= WORK ITEM =
Look through the entries below, please, and copy every line with the word "champ".

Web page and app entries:
= = = = =

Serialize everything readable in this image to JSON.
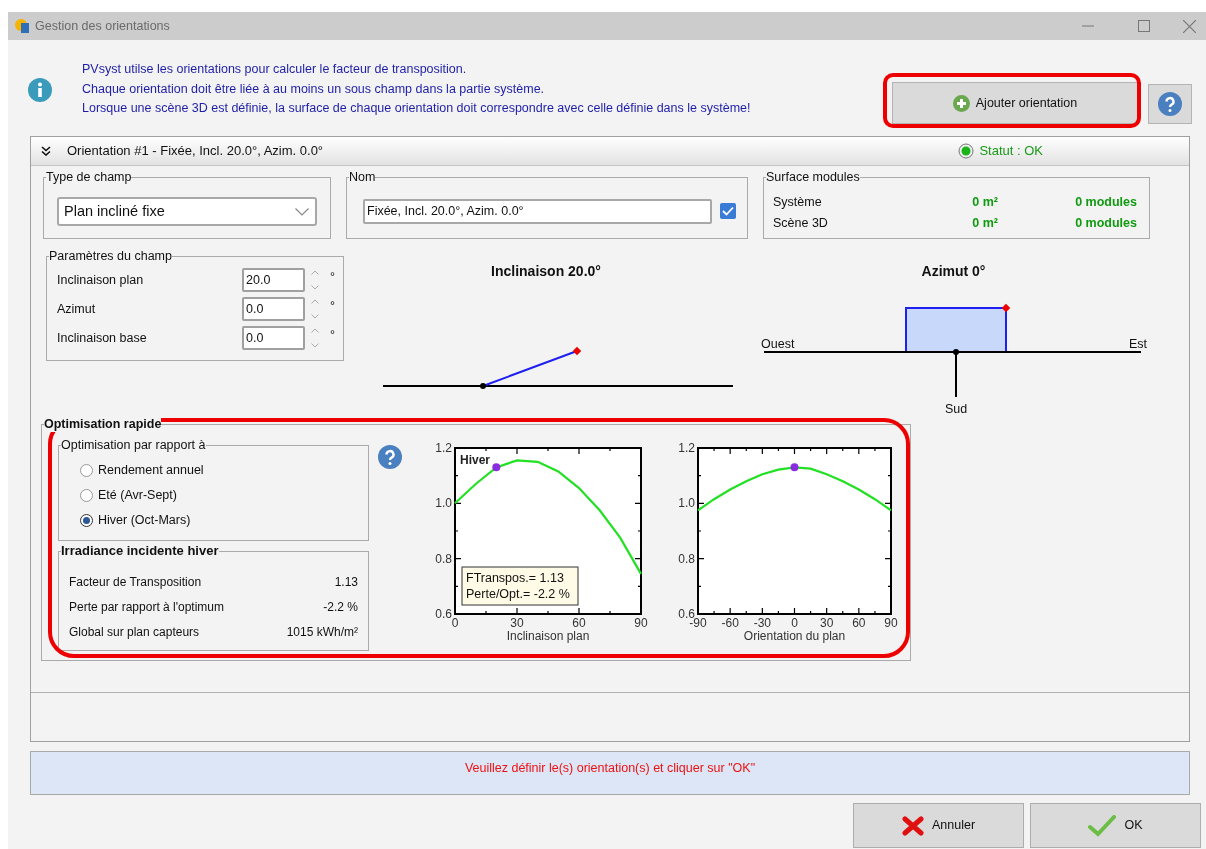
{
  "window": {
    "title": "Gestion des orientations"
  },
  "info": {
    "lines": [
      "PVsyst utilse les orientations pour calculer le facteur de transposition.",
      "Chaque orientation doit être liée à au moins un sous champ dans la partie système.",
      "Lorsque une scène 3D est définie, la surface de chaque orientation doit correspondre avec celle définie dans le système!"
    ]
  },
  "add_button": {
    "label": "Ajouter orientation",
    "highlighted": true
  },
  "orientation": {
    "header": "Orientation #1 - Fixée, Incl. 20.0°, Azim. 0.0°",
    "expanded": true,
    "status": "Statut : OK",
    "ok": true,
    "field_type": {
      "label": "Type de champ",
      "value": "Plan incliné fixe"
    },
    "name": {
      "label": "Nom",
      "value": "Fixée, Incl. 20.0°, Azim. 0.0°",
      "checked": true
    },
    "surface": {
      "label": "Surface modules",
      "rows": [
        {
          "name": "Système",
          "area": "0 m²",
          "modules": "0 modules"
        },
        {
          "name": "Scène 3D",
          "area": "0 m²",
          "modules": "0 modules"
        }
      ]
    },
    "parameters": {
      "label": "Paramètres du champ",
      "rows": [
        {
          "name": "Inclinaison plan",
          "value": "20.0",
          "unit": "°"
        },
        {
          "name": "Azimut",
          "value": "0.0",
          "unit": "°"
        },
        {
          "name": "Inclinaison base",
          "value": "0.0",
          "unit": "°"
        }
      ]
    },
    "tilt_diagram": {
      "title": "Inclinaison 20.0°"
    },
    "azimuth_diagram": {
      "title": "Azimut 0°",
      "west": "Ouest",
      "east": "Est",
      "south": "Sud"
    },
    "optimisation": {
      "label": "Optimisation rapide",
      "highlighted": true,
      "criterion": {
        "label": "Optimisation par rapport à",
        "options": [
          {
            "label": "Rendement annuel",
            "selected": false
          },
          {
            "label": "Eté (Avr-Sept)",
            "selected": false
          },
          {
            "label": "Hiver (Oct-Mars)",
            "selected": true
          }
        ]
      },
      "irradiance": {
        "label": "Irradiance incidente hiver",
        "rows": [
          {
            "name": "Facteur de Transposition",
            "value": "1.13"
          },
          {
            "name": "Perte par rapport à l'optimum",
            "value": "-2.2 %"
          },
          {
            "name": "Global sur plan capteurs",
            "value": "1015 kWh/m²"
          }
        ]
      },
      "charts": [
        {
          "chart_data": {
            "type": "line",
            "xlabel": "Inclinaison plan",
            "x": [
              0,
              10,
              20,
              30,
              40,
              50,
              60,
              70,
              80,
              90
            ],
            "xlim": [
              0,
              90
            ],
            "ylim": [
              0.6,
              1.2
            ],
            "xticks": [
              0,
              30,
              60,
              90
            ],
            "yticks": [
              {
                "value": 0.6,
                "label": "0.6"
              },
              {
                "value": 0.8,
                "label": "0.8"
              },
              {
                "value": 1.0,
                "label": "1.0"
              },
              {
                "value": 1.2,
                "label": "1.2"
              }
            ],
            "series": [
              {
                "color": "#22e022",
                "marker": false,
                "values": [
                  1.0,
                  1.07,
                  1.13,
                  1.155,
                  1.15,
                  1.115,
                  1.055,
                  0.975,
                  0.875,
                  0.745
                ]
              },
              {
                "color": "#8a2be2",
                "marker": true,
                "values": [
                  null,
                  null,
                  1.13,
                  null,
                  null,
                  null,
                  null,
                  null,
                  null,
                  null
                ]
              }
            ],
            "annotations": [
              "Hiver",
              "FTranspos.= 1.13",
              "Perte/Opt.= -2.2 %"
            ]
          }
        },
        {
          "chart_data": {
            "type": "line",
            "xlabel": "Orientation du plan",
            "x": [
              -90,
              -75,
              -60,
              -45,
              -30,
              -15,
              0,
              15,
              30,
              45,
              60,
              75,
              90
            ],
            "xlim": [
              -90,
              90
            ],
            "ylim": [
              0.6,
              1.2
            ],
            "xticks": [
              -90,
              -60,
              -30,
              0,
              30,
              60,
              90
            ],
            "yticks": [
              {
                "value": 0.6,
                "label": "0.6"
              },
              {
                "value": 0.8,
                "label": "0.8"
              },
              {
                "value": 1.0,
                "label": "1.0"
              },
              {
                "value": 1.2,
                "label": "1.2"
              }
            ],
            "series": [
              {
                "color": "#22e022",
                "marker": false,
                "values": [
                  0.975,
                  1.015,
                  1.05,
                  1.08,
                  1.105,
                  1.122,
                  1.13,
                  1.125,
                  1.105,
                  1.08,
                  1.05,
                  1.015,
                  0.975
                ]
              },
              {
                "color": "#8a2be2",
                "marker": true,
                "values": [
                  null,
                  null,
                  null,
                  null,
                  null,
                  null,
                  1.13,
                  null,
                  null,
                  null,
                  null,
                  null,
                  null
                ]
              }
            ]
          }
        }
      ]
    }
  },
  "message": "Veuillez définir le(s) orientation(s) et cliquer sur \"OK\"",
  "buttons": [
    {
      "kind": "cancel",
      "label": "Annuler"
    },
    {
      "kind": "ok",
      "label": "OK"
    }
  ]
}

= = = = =

= EXPECTED OUTPUT =
      "Chaque orientation doit être liée à au moins un sous champ dans la partie système.",
      "label": "Type de champ",
      "label": "Paramètres du champ",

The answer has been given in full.